Last year, Google announced its plans to enhance security for Chrome users by presenting them with simple but effective warnings whenever they attempt to view a website that contains search boxes or any field where users are able to input information of any kind.
At first, the warnings were only appearing before users attempting to navigate to sites with payment or ID data fields, but they later expanded the protections to include much more than that.
Security Warnings Throttle Professional Websites
In time, this will result in your business site presenting Chrome users with a warning that claims that your site not secure- and offer them an opportunity to ‘turn back.’
In October, Google made further changes that could mean trouble for businesses who have customers who use the Chrome browser. Their intention was to mark all HTTP pages as insecure in Chrome- and it could mean your site has a permanent “Closed for Business” sign if you’re not aware of the problem. They began labeling some HTTP pages as insecure in January of 2016 when Chrome 56 was released. This had a negative impact on pages that deal with sensitive payment and login data- as all direct sales sites do.
In so doing, they sent a rather bold warning to users indicating that navigating to sites so-labeled is considered unsafe. By now you’ve probably been seeing increasingly more “Take me back to safety!” options when surfing the web. This is part of the reason for that.
Websites affected include those containing:
Security Warnings Harm Web Sales
If your website is being affected by this, you might be losing traffic and not know why. The problem became even worse last October when Google started marking all HTTP pages where users can input any data as unsecured. That means any site that contains a search box is losing traffic.
Chrome’s Security Team product manager, Emily Schechter, had this to say about the tighter security protocol; "Any data users type into websites should be inaccessible to other users on the network, so beginning with Chrome version 62, users will see the 'Not secure' warning when they type data HTTP site search boxes.”
The SSL Certificate Solution
These broader HTTP warnings will push site owners to acquire SSL certificates and to set up HTTPS on servers. Warnings directed towards users who attempt to access a site with user input search fields will begin to be triggered by a wider and wider set of circumstances- eventually making nearly every website owner have to adopt these new protections.
Fortunately, there is a ready and viable solution in SSL Certificates. These are small files of data that will digitally bind cryptographic keys to the details of organizations that utilize them. When SSL Certificates are installed on a server, they activate the locking mechanism, sometimes called a padlock, and HTTPS protocol to allow secure active connections between a server and a browser.

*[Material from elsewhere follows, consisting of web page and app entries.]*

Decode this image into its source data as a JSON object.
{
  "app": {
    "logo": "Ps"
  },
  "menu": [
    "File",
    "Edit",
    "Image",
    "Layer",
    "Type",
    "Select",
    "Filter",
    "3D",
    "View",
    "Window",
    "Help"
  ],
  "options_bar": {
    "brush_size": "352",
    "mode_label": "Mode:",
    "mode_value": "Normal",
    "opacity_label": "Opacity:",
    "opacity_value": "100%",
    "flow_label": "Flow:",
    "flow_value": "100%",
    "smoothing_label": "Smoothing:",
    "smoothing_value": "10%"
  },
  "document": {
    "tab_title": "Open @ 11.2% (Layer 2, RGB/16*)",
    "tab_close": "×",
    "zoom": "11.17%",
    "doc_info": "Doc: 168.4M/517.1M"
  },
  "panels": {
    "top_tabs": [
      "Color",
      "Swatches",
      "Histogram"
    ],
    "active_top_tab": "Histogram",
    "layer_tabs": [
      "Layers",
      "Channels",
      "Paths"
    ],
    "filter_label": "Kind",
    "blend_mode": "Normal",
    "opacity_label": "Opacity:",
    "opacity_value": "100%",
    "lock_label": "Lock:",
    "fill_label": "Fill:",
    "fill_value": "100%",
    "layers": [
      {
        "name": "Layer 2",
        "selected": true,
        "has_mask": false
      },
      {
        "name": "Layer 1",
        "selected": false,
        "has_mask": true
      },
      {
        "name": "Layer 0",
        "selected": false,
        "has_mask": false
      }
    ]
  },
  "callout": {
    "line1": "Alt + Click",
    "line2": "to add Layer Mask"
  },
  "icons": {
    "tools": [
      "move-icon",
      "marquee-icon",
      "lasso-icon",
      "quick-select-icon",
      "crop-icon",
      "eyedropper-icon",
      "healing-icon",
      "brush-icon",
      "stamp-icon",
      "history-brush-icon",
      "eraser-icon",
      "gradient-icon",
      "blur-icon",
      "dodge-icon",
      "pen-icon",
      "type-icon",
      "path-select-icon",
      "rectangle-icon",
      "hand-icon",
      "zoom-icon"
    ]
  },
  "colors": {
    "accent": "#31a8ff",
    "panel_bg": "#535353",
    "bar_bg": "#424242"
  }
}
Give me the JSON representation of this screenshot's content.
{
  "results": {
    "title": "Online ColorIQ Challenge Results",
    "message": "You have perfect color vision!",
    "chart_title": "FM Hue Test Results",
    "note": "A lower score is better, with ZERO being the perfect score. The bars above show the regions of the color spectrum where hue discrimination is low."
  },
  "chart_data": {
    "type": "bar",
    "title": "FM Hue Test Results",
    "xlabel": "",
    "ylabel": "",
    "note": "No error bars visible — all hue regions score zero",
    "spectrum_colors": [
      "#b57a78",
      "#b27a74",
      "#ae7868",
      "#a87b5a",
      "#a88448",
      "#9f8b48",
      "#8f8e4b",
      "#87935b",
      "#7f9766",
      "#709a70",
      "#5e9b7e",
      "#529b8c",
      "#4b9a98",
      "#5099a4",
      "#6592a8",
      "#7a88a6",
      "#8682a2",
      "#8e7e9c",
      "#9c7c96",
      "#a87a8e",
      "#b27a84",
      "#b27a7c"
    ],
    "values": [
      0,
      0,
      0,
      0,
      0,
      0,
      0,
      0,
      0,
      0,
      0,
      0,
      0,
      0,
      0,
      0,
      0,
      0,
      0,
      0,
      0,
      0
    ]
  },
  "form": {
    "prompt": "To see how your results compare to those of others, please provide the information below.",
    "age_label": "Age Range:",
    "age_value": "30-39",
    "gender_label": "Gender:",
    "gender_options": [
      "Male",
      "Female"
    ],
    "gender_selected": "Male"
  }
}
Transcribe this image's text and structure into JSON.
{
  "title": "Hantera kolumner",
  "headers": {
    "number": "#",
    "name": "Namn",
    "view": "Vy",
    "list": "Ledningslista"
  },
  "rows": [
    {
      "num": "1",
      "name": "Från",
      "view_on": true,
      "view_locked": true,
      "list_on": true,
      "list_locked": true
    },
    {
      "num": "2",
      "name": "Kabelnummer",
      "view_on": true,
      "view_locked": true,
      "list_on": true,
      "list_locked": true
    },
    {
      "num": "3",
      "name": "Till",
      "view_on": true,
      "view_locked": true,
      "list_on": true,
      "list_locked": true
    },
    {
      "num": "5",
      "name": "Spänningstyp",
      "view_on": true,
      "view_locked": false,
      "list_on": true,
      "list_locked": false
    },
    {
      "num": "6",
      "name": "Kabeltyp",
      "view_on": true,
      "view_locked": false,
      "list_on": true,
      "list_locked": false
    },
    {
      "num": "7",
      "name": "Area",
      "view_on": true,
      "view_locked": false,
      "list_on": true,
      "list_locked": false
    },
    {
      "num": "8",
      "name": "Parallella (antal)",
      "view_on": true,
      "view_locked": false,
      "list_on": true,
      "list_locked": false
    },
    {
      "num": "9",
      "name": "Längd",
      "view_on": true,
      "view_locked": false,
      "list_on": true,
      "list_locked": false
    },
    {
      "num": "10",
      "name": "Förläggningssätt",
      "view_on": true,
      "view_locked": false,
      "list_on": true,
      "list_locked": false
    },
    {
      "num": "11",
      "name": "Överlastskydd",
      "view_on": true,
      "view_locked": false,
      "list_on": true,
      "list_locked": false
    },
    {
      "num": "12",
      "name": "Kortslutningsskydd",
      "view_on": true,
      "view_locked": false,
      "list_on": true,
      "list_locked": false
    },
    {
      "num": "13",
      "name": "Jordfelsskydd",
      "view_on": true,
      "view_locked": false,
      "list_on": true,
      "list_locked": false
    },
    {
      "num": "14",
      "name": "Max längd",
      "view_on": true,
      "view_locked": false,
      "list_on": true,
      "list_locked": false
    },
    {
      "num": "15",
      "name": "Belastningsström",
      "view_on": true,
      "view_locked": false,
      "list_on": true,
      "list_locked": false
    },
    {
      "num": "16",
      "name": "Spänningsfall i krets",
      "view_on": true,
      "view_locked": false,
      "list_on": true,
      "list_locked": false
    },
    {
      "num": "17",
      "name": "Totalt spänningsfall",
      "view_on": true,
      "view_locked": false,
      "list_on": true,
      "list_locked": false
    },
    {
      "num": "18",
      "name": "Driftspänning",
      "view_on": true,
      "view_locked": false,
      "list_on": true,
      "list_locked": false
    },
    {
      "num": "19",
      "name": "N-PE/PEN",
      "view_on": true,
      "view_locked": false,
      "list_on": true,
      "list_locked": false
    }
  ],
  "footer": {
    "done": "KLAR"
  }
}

We now offer standard SSL Certificate installation for $150 with a $60 annual fee.
Other services we offer include:
To learn more about the SSL Certificate solution to Google’s increasingly strict security measures, get in touch today.